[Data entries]
########################################

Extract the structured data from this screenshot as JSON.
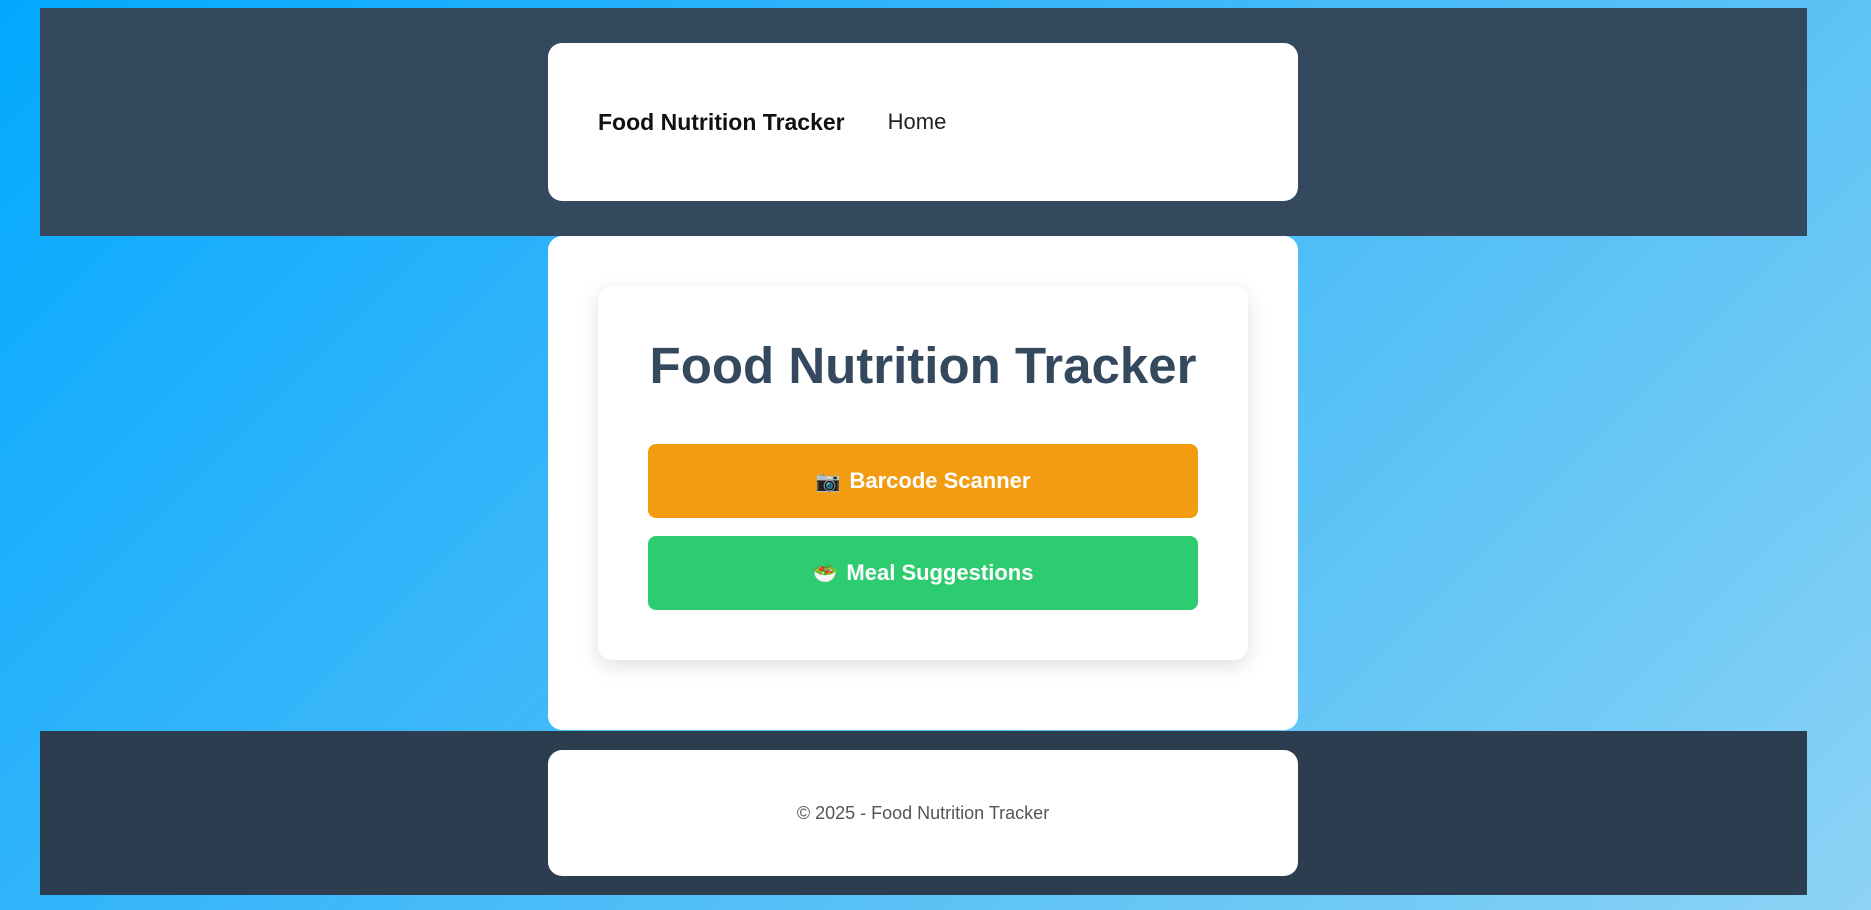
{
  "header": {
    "brand": "Food Nutrition Tracker",
    "nav_home": "Home"
  },
  "main": {
    "title": "Food Nutrition Tracker",
    "buttons": [
      {
        "icon": "📷",
        "icon_name": "camera-icon",
        "label": "Barcode Scanner",
        "color": "#f39c12"
      },
      {
        "icon": "🥗",
        "icon_name": "salad-icon",
        "label": "Meal Suggestions",
        "color": "#2ecc71"
      }
    ]
  },
  "footer": {
    "text": "© 2025 - Food Nutrition Tracker"
  },
  "colors": {
    "header_band": "#34495e",
    "footer_band": "#2d3d50",
    "title": "#34495e"
  }
}
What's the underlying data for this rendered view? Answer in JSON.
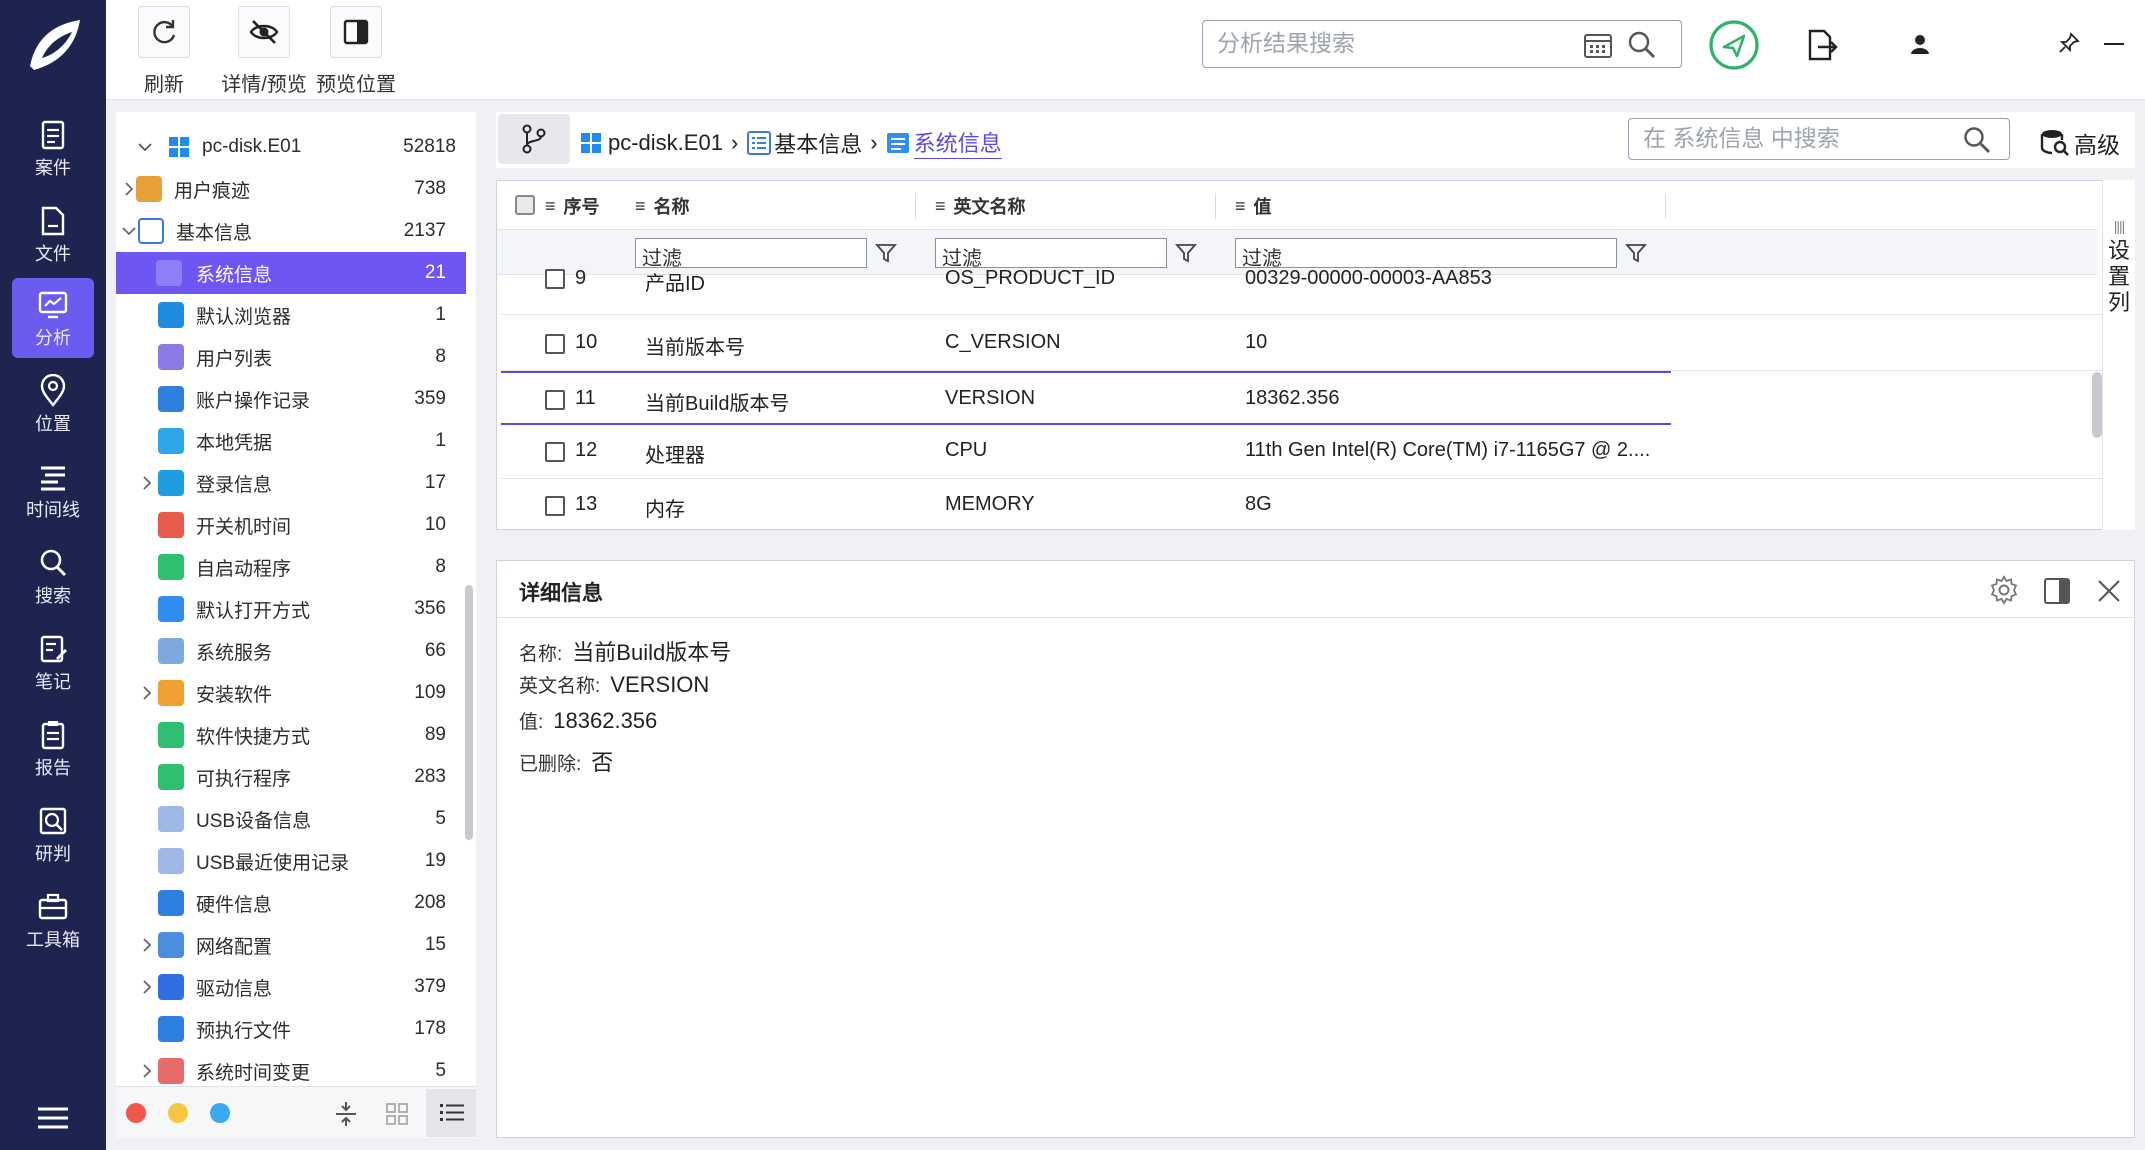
{
  "nav": {
    "items": [
      {
        "label": "案件",
        "icon": "case-icon"
      },
      {
        "label": "文件",
        "icon": "file-icon"
      },
      {
        "label": "分析",
        "icon": "analysis-icon"
      },
      {
        "label": "位置",
        "icon": "location-icon"
      },
      {
        "label": "时间线",
        "icon": "timeline-icon"
      },
      {
        "label": "搜索",
        "icon": "search-icon"
      },
      {
        "label": "笔记",
        "icon": "note-icon"
      },
      {
        "label": "报告",
        "icon": "report-icon"
      },
      {
        "label": "研判",
        "icon": "judge-icon"
      },
      {
        "label": "工具箱",
        "icon": "toolbox-icon"
      }
    ],
    "active_color": "#6b5cf0",
    "bg_color": "#1e2450"
  },
  "toolbar": {
    "refresh_label": "刷新",
    "detail_preview_label": "详情/预览",
    "preview_position_label": "预览位置",
    "search_placeholder": "分析结果搜索"
  },
  "tree": {
    "root": {
      "label": "pc-disk.E01",
      "count": "52818"
    },
    "items": [
      {
        "label": "用户痕迹",
        "count": "738",
        "color": "#e8a13a"
      },
      {
        "label": "基本信息",
        "count": "2137",
        "color": "#3a7bd5"
      },
      {
        "label": "系统信息",
        "count": "21",
        "color": "#2f8ef0"
      },
      {
        "label": "默认浏览器",
        "count": "1",
        "color": "#1f8ce0"
      },
      {
        "label": "用户列表",
        "count": "8",
        "color": "#8a7be8"
      },
      {
        "label": "账户操作记录",
        "count": "359",
        "color": "#2f7fe0"
      },
      {
        "label": "本地凭据",
        "count": "1",
        "color": "#2fa6e8"
      },
      {
        "label": "登录信息",
        "count": "17",
        "color": "#1e9ee0"
      },
      {
        "label": "开关机时间",
        "count": "10",
        "color": "#e85a4a"
      },
      {
        "label": "自启动程序",
        "count": "8",
        "color": "#2fbf71"
      },
      {
        "label": "默认打开方式",
        "count": "356",
        "color": "#2f8ef0"
      },
      {
        "label": "系统服务",
        "count": "66",
        "color": "#7fa8e0"
      },
      {
        "label": "安装软件",
        "count": "109",
        "color": "#f0a030"
      },
      {
        "label": "软件快捷方式",
        "count": "89",
        "color": "#2fbf71"
      },
      {
        "label": "可执行程序",
        "count": "283",
        "color": "#2fbf71"
      },
      {
        "label": "USB设备信息",
        "count": "5",
        "color": "#9fb8e8"
      },
      {
        "label": "USB最近使用记录",
        "count": "19",
        "color": "#9fb8e8"
      },
      {
        "label": "硬件信息",
        "count": "208",
        "color": "#2f7fe0"
      },
      {
        "label": "网络配置",
        "count": "15",
        "color": "#4a8ee0"
      },
      {
        "label": "驱动信息",
        "count": "379",
        "color": "#2f6fe0"
      },
      {
        "label": "预执行文件",
        "count": "178",
        "color": "#2f7fe0"
      },
      {
        "label": "系统时间变更",
        "count": "5",
        "color": "#e86a6a"
      }
    ],
    "selected_color": "#6e56f2"
  },
  "breadcrumb": {
    "items": [
      "pc-disk.E01",
      "基本信息",
      "系统信息"
    ],
    "search_placeholder": "在 系统信息 中搜索",
    "advanced_label": "高级"
  },
  "table": {
    "columns": [
      "序号",
      "名称",
      "英文名称",
      "值"
    ],
    "filter_placeholder": "过滤",
    "rows": [
      {
        "no": "9",
        "name": "产品ID",
        "en": "OS_PRODUCT_ID",
        "value": "00329-00000-00003-AA853"
      },
      {
        "no": "10",
        "name": "当前版本号",
        "en": "C_VERSION",
        "value": "10"
      },
      {
        "no": "11",
        "name": "当前Build版本号",
        "en": "VERSION",
        "value": "18362.356"
      },
      {
        "no": "12",
        "name": "处理器",
        "en": "CPU",
        "value": "11th Gen Intel(R) Core(TM) i7-1165G7 @ 2...."
      },
      {
        "no": "13",
        "name": "内存",
        "en": "MEMORY",
        "value": "8G"
      }
    ],
    "settings_column_label": "设置列"
  },
  "detail": {
    "title": "详细信息",
    "fields": [
      {
        "key": "名称:",
        "value": "当前Build版本号"
      },
      {
        "key": "英文名称:",
        "value": "VERSION"
      },
      {
        "key": "值:",
        "value": "18362.356"
      },
      {
        "key": "已删除:",
        "value": "否"
      }
    ]
  }
}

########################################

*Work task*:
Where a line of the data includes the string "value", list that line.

*Written solution*:
        "value": "00329-00000-00003-AA853"
        "value": "10"
        "value": "18362.356"
        "value": "11th Gen Intel(R) Core(TM) i7-1165G7 @ 2...."
        "value": "8G"
        "value": "当前Build版本号"
        "value": "VERSION"
        "value": "18362.356"
        "value": "否"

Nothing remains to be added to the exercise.